Thanks so much for the comprehensive (and quick) reply! Point by point:
Yes, constants are calculated at compile time, and the compiler is pretty good at recognizing things like the fact that (128 / 16) is the same as (128 >> 4) so will implement the fast bit shift instead of doing the division.
I'm not sure I understand: if it's calculated at compile time, then why does efficiency matter (other than compile speed)? If what ends up in the code is a constant regardless, why does it matter if it was calculated using division or a bit shift?
Looking at code size alone doesn't tell you anything about performance. In the same way as looking at the size of a car does not tell you how fast it can go, it's what's under the hood that counts.
That's what I guessed, regarding the code size - obviously loops and functions can decrease code size, but not execution time.
A good way to optimise code is to look at the assembler output from the compiler. But this is only helpful if you invest the time to learn to read and understand the assembler code.
I'm more than willing to do this; somewhat eager, in fact. I programmed a bit in assembler back in High School, and quite enjoyed it. Can you (or anyone else) suggest any good resources for learning about AVR assembler? Also, any tools for making examining the code easier (especially on OS X, but any *nix would be OK)?
...if you can take the code out of the ISR and run it in the loop of a sketch, you may be able to measure how changes to the code speed up or slow performance.
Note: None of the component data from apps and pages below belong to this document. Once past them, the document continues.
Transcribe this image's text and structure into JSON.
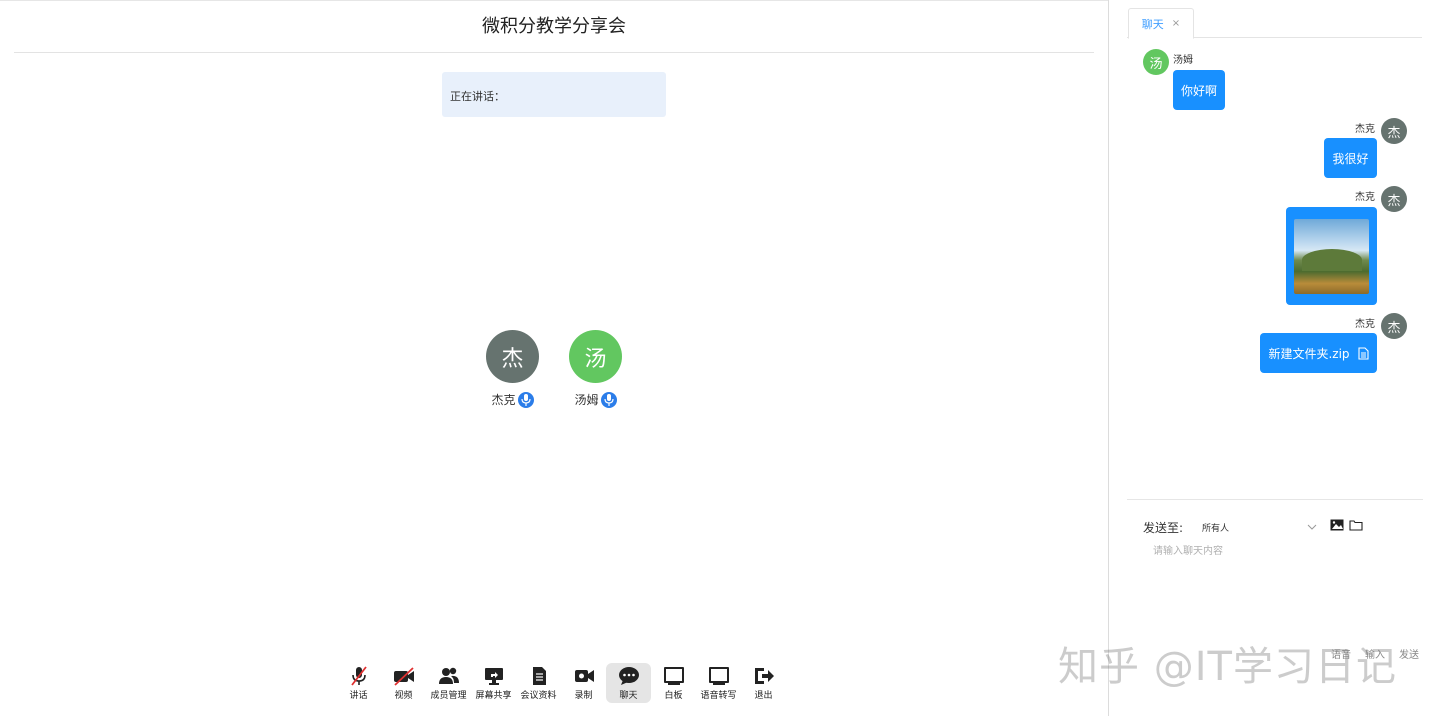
{
  "meeting": {
    "title": "微积分教学分享会",
    "speaking_label": "正在讲话：",
    "participants": [
      {
        "avatar_char": "杰",
        "name": "杰克",
        "color": "#66736f"
      },
      {
        "avatar_char": "汤",
        "name": "汤姆",
        "color": "#62c760"
      }
    ]
  },
  "toolbar": {
    "items": [
      {
        "label": "讲话",
        "icon": "mic-off-icon"
      },
      {
        "label": "视频",
        "icon": "video-off-icon"
      },
      {
        "label": "成员管理",
        "icon": "users-icon"
      },
      {
        "label": "屏幕共享",
        "icon": "screen-share-icon"
      },
      {
        "label": "会议资料",
        "icon": "document-icon"
      },
      {
        "label": "录制",
        "icon": "record-icon"
      },
      {
        "label": "聊天",
        "icon": "chat-icon",
        "active": true
      },
      {
        "label": "白板",
        "icon": "whiteboard-icon"
      },
      {
        "label": "语音转写",
        "icon": "transcribe-icon"
      },
      {
        "label": "退出",
        "icon": "exit-icon"
      }
    ]
  },
  "chat": {
    "tab_label": "聊天",
    "tab_close": "×",
    "messages": [
      {
        "sender": "汤姆",
        "avatar_char": "汤",
        "side": "left",
        "type": "text",
        "text": "你好啊"
      },
      {
        "sender": "杰克",
        "avatar_char": "杰",
        "side": "right",
        "type": "text",
        "text": "我很好"
      },
      {
        "sender": "杰克",
        "avatar_char": "杰",
        "side": "right",
        "type": "image"
      },
      {
        "sender": "杰克",
        "avatar_char": "杰",
        "side": "right",
        "type": "file",
        "text": "新建文件夹.zip"
      }
    ],
    "send_to_label": "发送至:",
    "send_to_value": "所有人",
    "input_placeholder": "请输入聊天内容",
    "bottom_buttons": [
      "语音",
      "输入",
      "发送"
    ]
  },
  "colors": {
    "accent": "#1890ff",
    "avatar_jack": "#66736f",
    "avatar_tom": "#62c760"
  },
  "watermark": "知乎 @IT学习日记"
}
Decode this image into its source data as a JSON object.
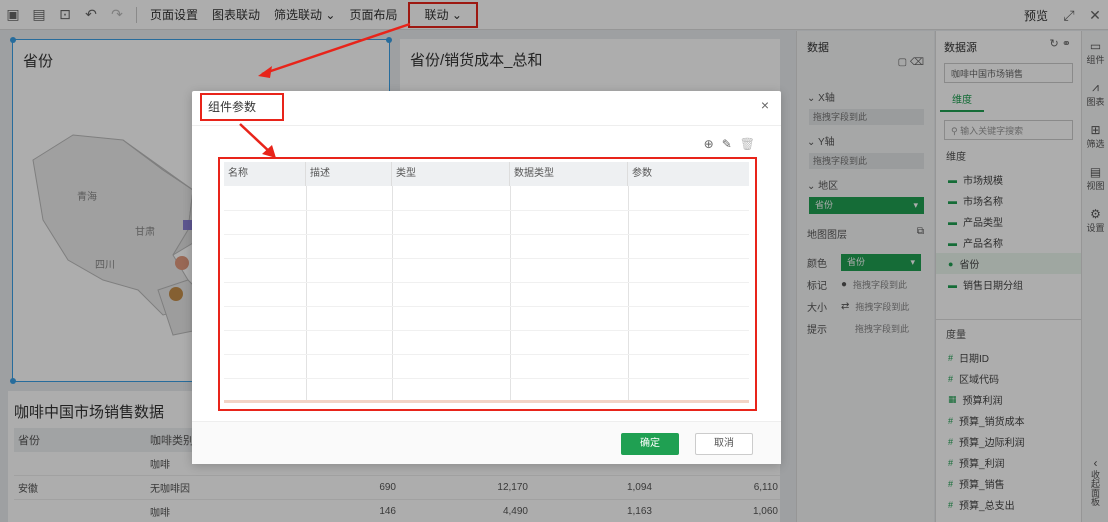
{
  "toolbar": {
    "items": [
      "页面设置",
      "图表联动",
      "筛选联动",
      "页面布局"
    ],
    "highlighted": "联动",
    "right": "预览"
  },
  "map_panel": {
    "title": "省份",
    "regions": [
      "青海",
      "甘肃",
      "四川"
    ]
  },
  "chart_panel": {
    "title": "省份/销货成本_总和"
  },
  "table_panel": {
    "title": "咖啡中国市场销售数据",
    "headers": [
      "省份",
      "咖啡类别"
    ],
    "province": "安徽",
    "rows": [
      {
        "cat": "咖啡",
        "v": [
          "",
          "",
          "",
          ""
        ]
      },
      {
        "cat": "无咖啡因",
        "v": [
          "690",
          "12,170",
          "1,094",
          "6,110"
        ]
      },
      {
        "cat": "咖啡",
        "v": [
          "146",
          "4,490",
          "1,163",
          "1,060"
        ]
      }
    ]
  },
  "config": {
    "title": "数据",
    "x_label": "X轴",
    "x_value": "拖拽字段到此",
    "y_label": "Y轴",
    "y_value": "拖拽字段到此",
    "geo_label": "地区",
    "geo_value": "省份",
    "layer_label": "地图图层",
    "color_label": "颜色",
    "color_value": "省份",
    "marker_label": "标记",
    "marker_value": "拖拽字段到此",
    "size_label": "大小",
    "size_value": "拖拽字段到此",
    "tooltip_label": "提示",
    "tooltip_value": "拖拽字段到此"
  },
  "data_panel": {
    "title": "数据源",
    "dataset": "咖啡中国市场销售",
    "tab": "维度",
    "search_placeholder": "输入关键字搜索",
    "dimensions": [
      "市场规模",
      "市场名称",
      "产品类型",
      "产品名称",
      "省份",
      "销售日期分组"
    ],
    "measures_title": "度量",
    "measures": [
      "日期ID",
      "区域代码",
      "预算利润",
      "预算_销货成本",
      "预算_边际利润",
      "预算_利润",
      "预算_销售",
      "预算_总支出"
    ]
  },
  "strip": [
    "组件",
    "图表",
    "筛选",
    "视图",
    "设置",
    "收起面板"
  ],
  "modal": {
    "title": "组件参数",
    "columns": [
      "名称",
      "描述",
      "类型",
      "数据类型",
      "参数"
    ],
    "ok": "确定",
    "cancel": "取消"
  }
}
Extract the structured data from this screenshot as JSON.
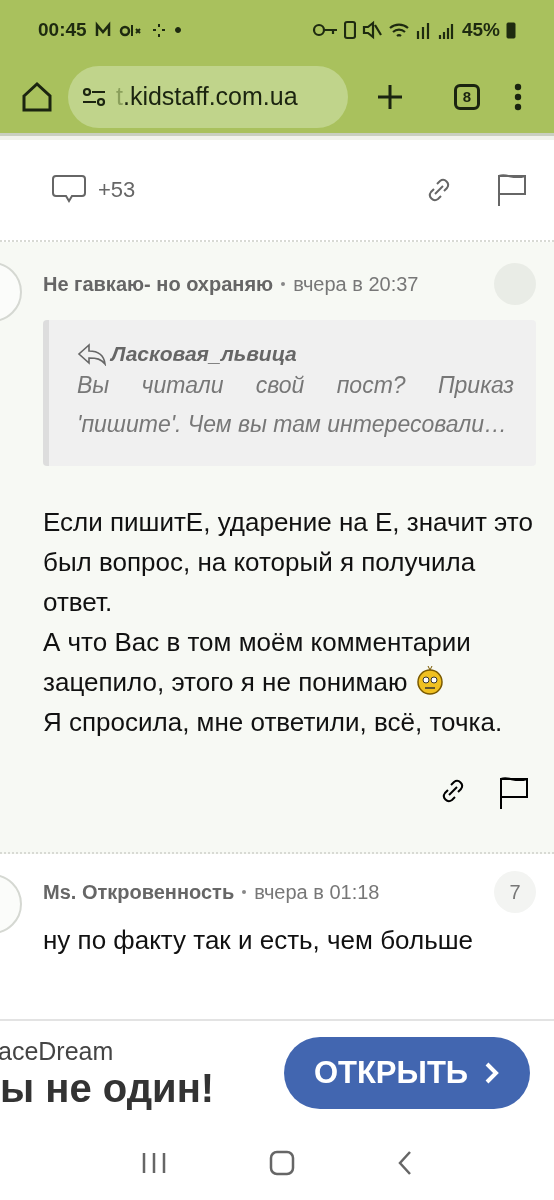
{
  "status_bar": {
    "time": "00:45",
    "battery": "45%"
  },
  "browser": {
    "url_faded": "t",
    "url": ".kidstaff.com.ua",
    "tab_count": "8"
  },
  "post_actions": {
    "comment_count": "+53"
  },
  "comments": [
    {
      "author": "Не гавкаю- но охраняю",
      "time": "вчера в 20:37",
      "quote": {
        "author": "Ласковая_львица",
        "text": "Вы читали свой пост? Приказ 'пишите'. Чем вы там интересовали…"
      },
      "paragraphs": [
        {
          "text": "Если пишитЕ, ударение на Е, значит это был вопрос, на который я получила ответ.",
          "smiley": false
        },
        {
          "text": "А что Вас в том моём комментарии зацепило, этого я не понимаю",
          "smiley": true
        },
        {
          "text": "Я спросила, мне ответили, всё, точка.",
          "smiley": false
        }
      ]
    },
    {
      "author": "Ms. Откровенность",
      "time": "вчера в 01:18",
      "badge": "7",
      "paragraphs": [
        {
          "text": "ну по факту так и есть, чем больше",
          "smiley": false
        }
      ]
    }
  ],
  "ad": {
    "brand": "aceDream",
    "headline": "ы не один!",
    "button": "ОТКРЫТЬ"
  }
}
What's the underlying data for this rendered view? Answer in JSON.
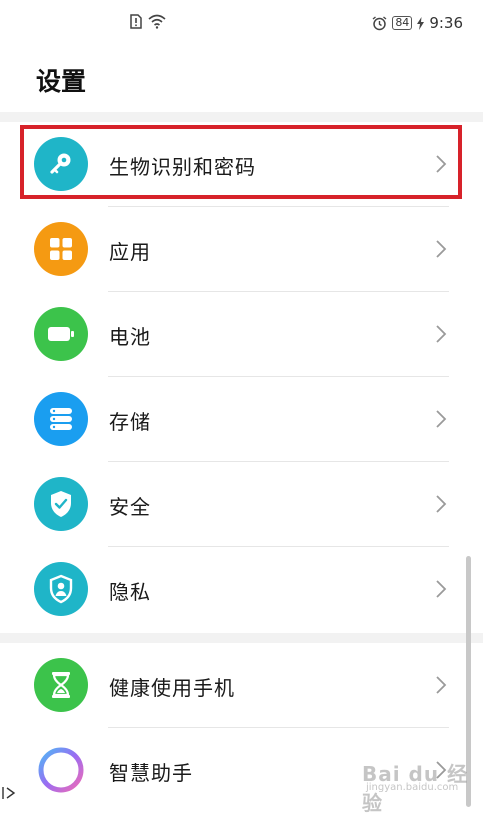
{
  "status_bar": {
    "time": "9:36",
    "battery": "84"
  },
  "header": {
    "title": "设置"
  },
  "settings": {
    "items": [
      {
        "label": "生物识别和密码",
        "icon": "key-icon",
        "color": "#1fb5c8"
      },
      {
        "label": "应用",
        "icon": "apps-grid-icon",
        "color": "#f59a12"
      },
      {
        "label": "电池",
        "icon": "battery-icon",
        "color": "#3cc34b"
      },
      {
        "label": "存储",
        "icon": "storage-icon",
        "color": "#1a9ef0"
      },
      {
        "label": "安全",
        "icon": "shield-check-icon",
        "color": "#1fb5c8"
      },
      {
        "label": "隐私",
        "icon": "privacy-shield-icon",
        "color": "#1fb5c8"
      }
    ],
    "items2": [
      {
        "label": "健康使用手机",
        "icon": "hourglass-icon",
        "color": "#3cc34b"
      },
      {
        "label": "智慧助手",
        "icon": "assistant-ring-icon",
        "color": "#8a6cf0"
      }
    ]
  },
  "highlight_color": "#d7222a",
  "watermark": {
    "text": "Bai du 经验",
    "sub": "jingyan.baidu.com"
  }
}
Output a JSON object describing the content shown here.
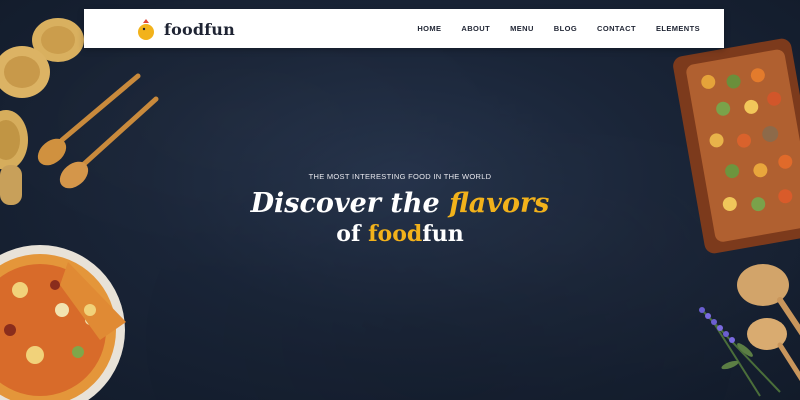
{
  "brand": {
    "name": "foodfun",
    "logo_icon": "lemon-bird-icon"
  },
  "nav": {
    "items": [
      {
        "label": "HOME"
      },
      {
        "label": "ABOUT"
      },
      {
        "label": "MENU"
      },
      {
        "label": "BLOG"
      },
      {
        "label": "CONTACT"
      },
      {
        "label": "ELEMENTS"
      }
    ]
  },
  "hero": {
    "kicker": "THE MOST INTERESTING FOOD IN THE WORLD",
    "line1_prefix": "Discover the ",
    "line1_accent": "flavors",
    "line2_prefix": "of ",
    "line2_accent": "food",
    "line2_suffix": "fun"
  },
  "colors": {
    "accent": "#f2b21b",
    "background": "#1a2538",
    "nav_text": "#1f2433",
    "hero_text": "#ffffff"
  }
}
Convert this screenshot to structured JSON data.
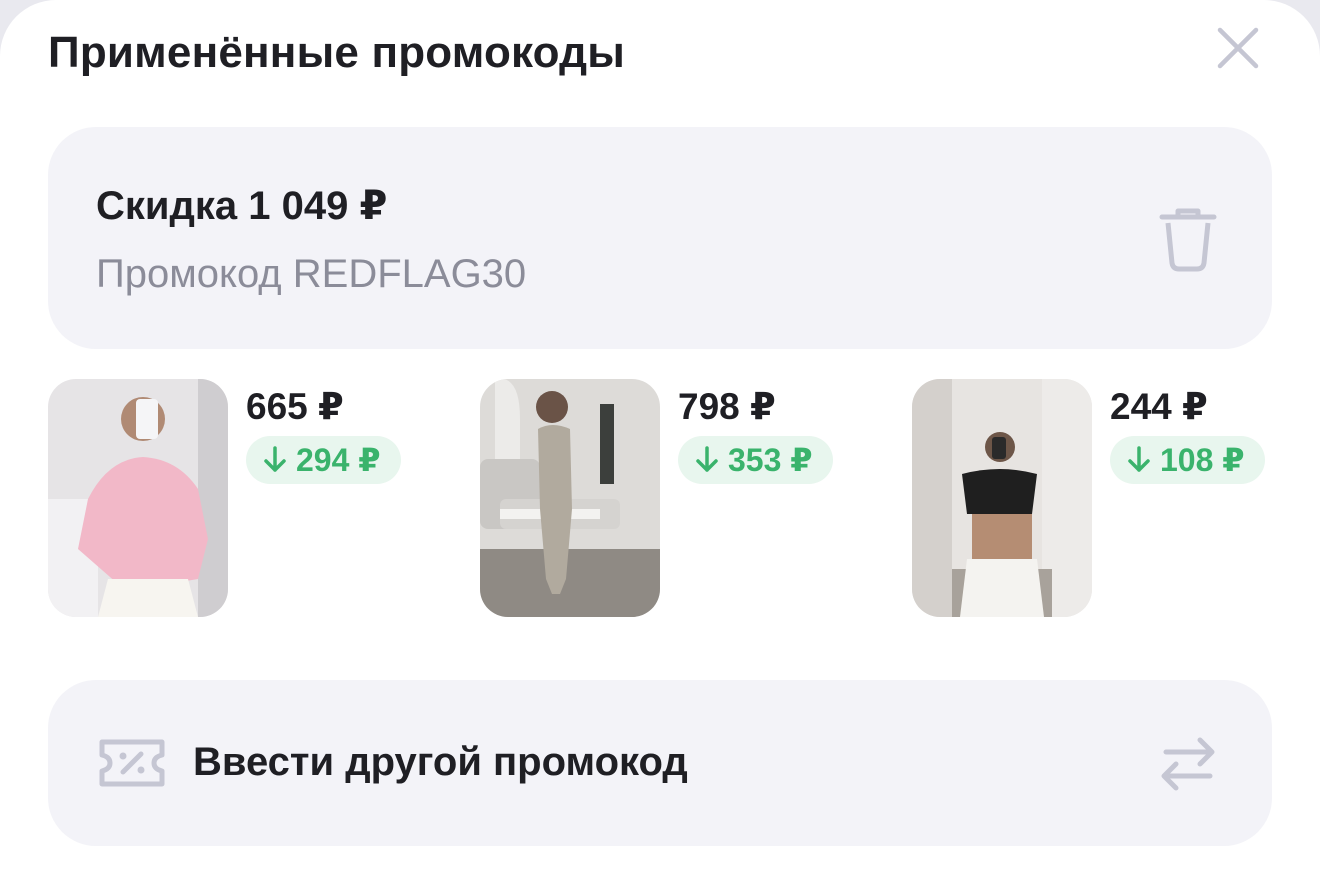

Particularly if you measure over thousands or millions of iterations.
This has generally been my strategy for determining speed, but, of course, it has its limitations, which is why I'd like a less brute-force method.